The route of the walk
About 15 minutes from my front door I entered the open moorland. Its always nice to feel welcome.
Heading across Darwen Moor. You can just about make out Winter Hill and its TV masts through the haze. I would pass the masts on the way home.
A 1960 vintage sign. I wonder if AW walked these moors as they are only a couple of miles from Blackburn..
Heading down of the moor to the A575 Bolton to Preston road. My route took me up a mainly pathless climb to the ridge.
Across the road now. Looking southwards towards Bolton
Darwen Tower come into view as I climb higher.
This paved slab path came as a welcome surprise after a very boggy climb. I made a mistake by leaving it when it detoured round a small rise and took the direct route which was a real slog across boggy ground with deep tussocks of grass and the stumps of felled trees.
Eventually I came to the old road from Belmont to Rivington.
Looking back at the difficult ground that I crossed
The Pigeon Tower at Rivington. Built by William Lever (later Lord Leverhulme) at the turn of the 20th century it was one of many features built as part of a large ornamental garden. The top floor was used as a sewing room by Lady Leverhulme and the other floors were used as a dovecote
One of the reasons for visiting Rivington was to have a look at the bikes. Rivington Barn has been a bikers meeting place for as long as I can remember and I used to spend many a Sunday blasting round the lanes and then stopping at the barn, having a brew and checking out the machines. A bit like the O.D.G but with more leather :).
After a brew I made my up to Rivington Pike by way of the terraces in the ornamental gardens.
The tower on Rivington Pike. Built in 1733 it was used as a shelter for grouse shooting parties.

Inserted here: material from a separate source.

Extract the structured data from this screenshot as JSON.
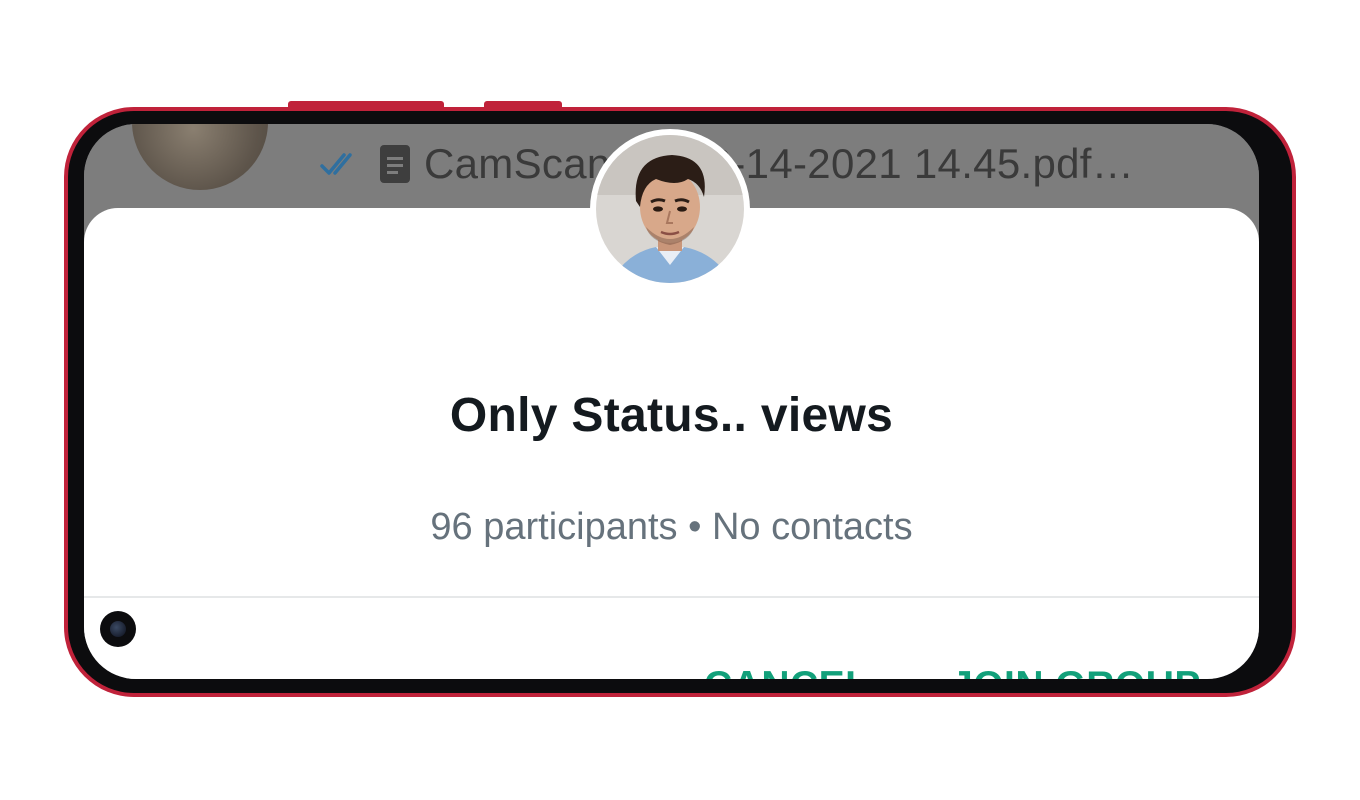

On the return leg now crossing the very boggy saddle between the Pike and Winter Hill.
Sail boats on Delph reservoir with the wind farm on Scout Moor Haslingden